Right-sided colonic diverticulitis may clinically mimic appendicitis or cholecystitis, though the patient's history is generally more protracted.
In contrast to sigmoid diverticula, right-sided colonic diverticula are usually true diverticula, that is, outpouchings of the colonic wall containing all layers of the wall.
This may possibly explain the essentially benign self- limiting character of right-sided diverticulitis.
Pelvic inflammatory disease
Pelvic inflammatory disease is a common mimicker of both of appendicitis and diverticulitis.
Transvaginal sonography depicts an inhomogeneous enlarged inflamed ovary.
Epiploic appendages are small adipose protrusions from the serosal surface of the colon.
An epiploic appendage may undergo torsion and secondary inflammation causing focal abdominal pain that simulates appendicitis when located in the right lower quadrant or diverticulitis when located in the left lower quadrant.
The characteristic ring-sign corresponds to inflamed visceral peritoneal lining surrounding an infarcted fatty epiploic appendage.
Epiploic appendagitis has been reported in approximately 1% of patients clinically suspected of having appendicitis.
It is very important to make a positive diagnosis of this characteristic entity since epiploic appendagitis is a self-limiting disease.
Both US and CT will depict an inflamed fatty mass adjacent to the colon.
Key finding: inflamed fatty mass adjacent to the colon with characteristic ring sign.
Urolithiasis often causes flank pain, but an ureteral stone (arrowhead) may occasionally present with clinical signs simulating appendicitis, cholecystitis or diverticulitis.
Appendicitis on the other hand may cause hematuria, pyuria and albuminuria in up to 25% of patients because of ureteral inflammation from an adjacent inflamed appendix.
Most abdominal aortic aneurysms rupture into the left retroperitoneum (4).
Clinically this may simulate sigmoid diverticulitis or renal colic due to impingement of the hematoma on adjacent structures.
However most patient will present with the classic triad of hypotension, a pulsating mass and back pain.
Continuous leakage will lead to rupture into the peritoneal cavity and eventually death.
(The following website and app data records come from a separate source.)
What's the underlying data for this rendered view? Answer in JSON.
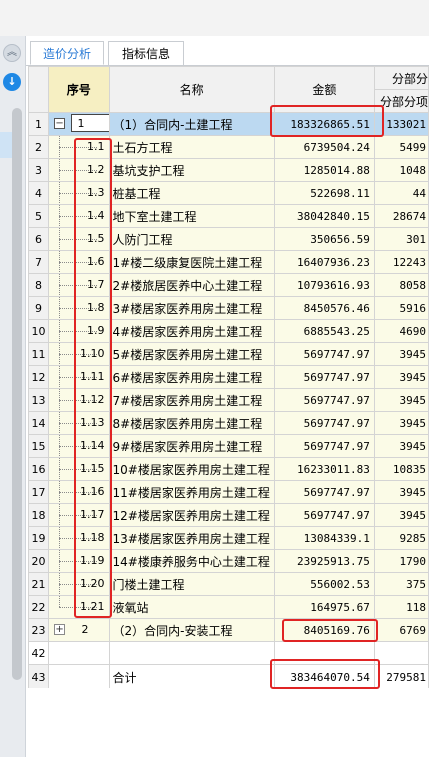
{
  "tabs": [
    {
      "label": "造价分析",
      "active": true
    },
    {
      "label": "指标信息",
      "active": false
    }
  ],
  "headers": {
    "seq": "序号",
    "name": "名称",
    "amount": "金额",
    "part_top": "分部分",
    "part_bottom": "分部分项"
  },
  "rows": [
    {
      "rn": "1",
      "seq": "1",
      "name": "（1）合同内-土建工程",
      "amount": "183326865.51",
      "part": "133021"
    },
    {
      "rn": "2",
      "seq": "1.1",
      "name": "土石方工程",
      "amount": "6739504.24",
      "part": "5499"
    },
    {
      "rn": "3",
      "seq": "1.2",
      "name": "基坑支护工程",
      "amount": "1285014.88",
      "part": "1048"
    },
    {
      "rn": "4",
      "seq": "1.3",
      "name": "桩基工程",
      "amount": "522698.11",
      "part": "44"
    },
    {
      "rn": "5",
      "seq": "1.4",
      "name": "地下室土建工程",
      "amount": "38042840.15",
      "part": "28674"
    },
    {
      "rn": "6",
      "seq": "1.5",
      "name": "人防门工程",
      "amount": "350656.59",
      "part": "301"
    },
    {
      "rn": "7",
      "seq": "1.6",
      "name": "1#楼二级康复医院土建工程",
      "amount": "16407936.23",
      "part": "12243"
    },
    {
      "rn": "8",
      "seq": "1.7",
      "name": "2#楼旅居医养中心土建工程",
      "amount": "10793616.93",
      "part": "8058"
    },
    {
      "rn": "9",
      "seq": "1.8",
      "name": "3#楼居家医养用房土建工程",
      "amount": "8450576.46",
      "part": "5916"
    },
    {
      "rn": "10",
      "seq": "1.9",
      "name": "4#楼居家医养用房土建工程",
      "amount": "6885543.25",
      "part": "4690"
    },
    {
      "rn": "11",
      "seq": "1.10",
      "name": "5#楼居家医养用房土建工程",
      "amount": "5697747.97",
      "part": "3945"
    },
    {
      "rn": "12",
      "seq": "1.11",
      "name": "6#楼居家医养用房土建工程",
      "amount": "5697747.97",
      "part": "3945"
    },
    {
      "rn": "13",
      "seq": "1.12",
      "name": "7#楼居家医养用房土建工程",
      "amount": "5697747.97",
      "part": "3945"
    },
    {
      "rn": "14",
      "seq": "1.13",
      "name": "8#楼居家医养用房土建工程",
      "amount": "5697747.97",
      "part": "3945"
    },
    {
      "rn": "15",
      "seq": "1.14",
      "name": "9#楼居家医养用房土建工程",
      "amount": "5697747.97",
      "part": "3945"
    },
    {
      "rn": "16",
      "seq": "1.15",
      "name": "10#楼居家医养用房土建工程",
      "amount": "16233011.83",
      "part": "10835"
    },
    {
      "rn": "17",
      "seq": "1.16",
      "name": "11#楼居家医养用房土建工程",
      "amount": "5697747.97",
      "part": "3945"
    },
    {
      "rn": "18",
      "seq": "1.17",
      "name": "12#楼居家医养用房土建工程",
      "amount": "5697747.97",
      "part": "3945"
    },
    {
      "rn": "19",
      "seq": "1.18",
      "name": "13#楼居家医养用房土建工程",
      "amount": "13084339.1",
      "part": "9285"
    },
    {
      "rn": "20",
      "seq": "1.19",
      "name": "14#楼康养服务中心土建工程",
      "amount": "23925913.75",
      "part": "1790"
    },
    {
      "rn": "21",
      "seq": "1.20",
      "name": "门楼土建工程",
      "amount": "556002.53",
      "part": "375"
    },
    {
      "rn": "22",
      "seq": "1.21",
      "name": "液氧站",
      "amount": "164975.67",
      "part": "118"
    },
    {
      "rn": "23",
      "seq": "2",
      "name": "（2）合同内-安装工程",
      "amount": "8405169.76",
      "part": "6769"
    },
    {
      "rn": "42",
      "seq": "",
      "name": "",
      "amount": "",
      "part": ""
    },
    {
      "rn": "43",
      "seq": "",
      "name": "合计",
      "amount": "383464070.54",
      "part": "279581"
    }
  ],
  "colors": {
    "selected_row": "#bcd9f1",
    "row_bg": "#fbfbe7",
    "highlight_box": "#e02424",
    "tab_active": "#2b7bd6"
  }
}
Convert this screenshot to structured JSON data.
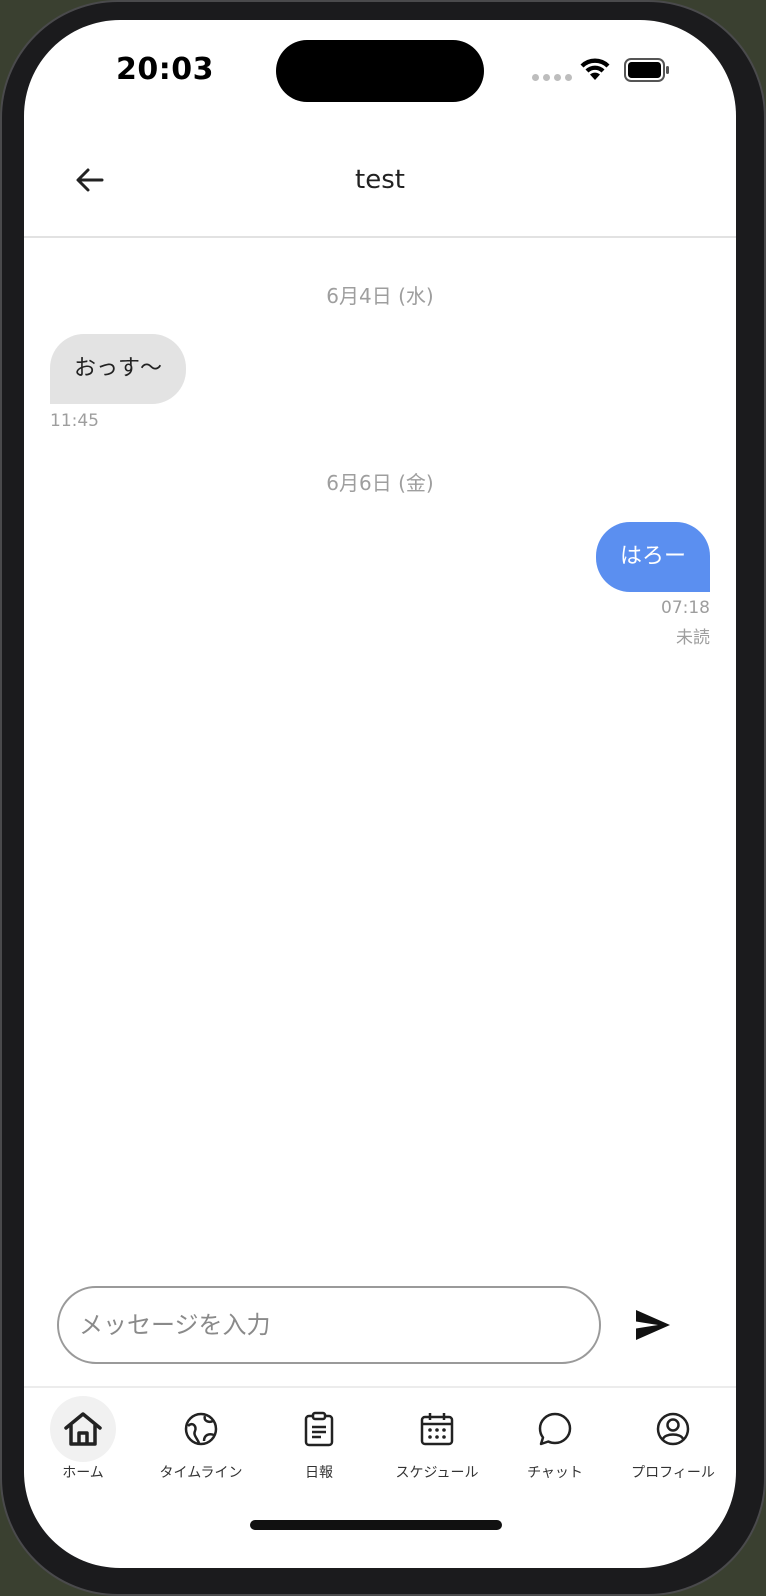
{
  "status_bar": {
    "time": "20:03"
  },
  "header": {
    "title": "test"
  },
  "messages": [
    {
      "date": "6月4日 (水)",
      "text": "おっす〜",
      "time": "11:45",
      "direction": "incoming"
    },
    {
      "date": "6月6日 (金)",
      "text": "はろー",
      "time": "07:18",
      "read_status": "未読",
      "direction": "outgoing"
    }
  ],
  "composer": {
    "placeholder": "メッセージを入力",
    "value": ""
  },
  "nav": {
    "items": [
      {
        "label": "ホーム",
        "icon": "home-icon",
        "active": true
      },
      {
        "label": "タイムライン",
        "icon": "globe-icon"
      },
      {
        "label": "日報",
        "icon": "clipboard-icon"
      },
      {
        "label": "スケジュール",
        "icon": "calendar-icon"
      },
      {
        "label": "チャット",
        "icon": "chat-bubble-icon"
      },
      {
        "label": "プロフィール",
        "icon": "profile-icon"
      }
    ]
  },
  "colors": {
    "outgoing_bubble": "#5b8ff0",
    "incoming_bubble": "#e3e3e3"
  }
}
Sonography is a quick and convenient modality, but it is much less sensitive and specific for the diagnosis of aneurysmal rupture than CT.
The absence of sonographic evidence of rupture does not rule out this entity if clinical suspicion is high.
CT depicts fat-stranding (arrowheads) surrounding the primary focus of the inflammation: the pancreas.
In patients with an acute abdomen 'the stakes are high'.
A misdiagnosis may have serious consequences. We advocate a systematic approach:
1. First focus on the most common diseases and make a firm diagnosis or exclude them.
2. Always screen the whole abdomen for general signs of pathology.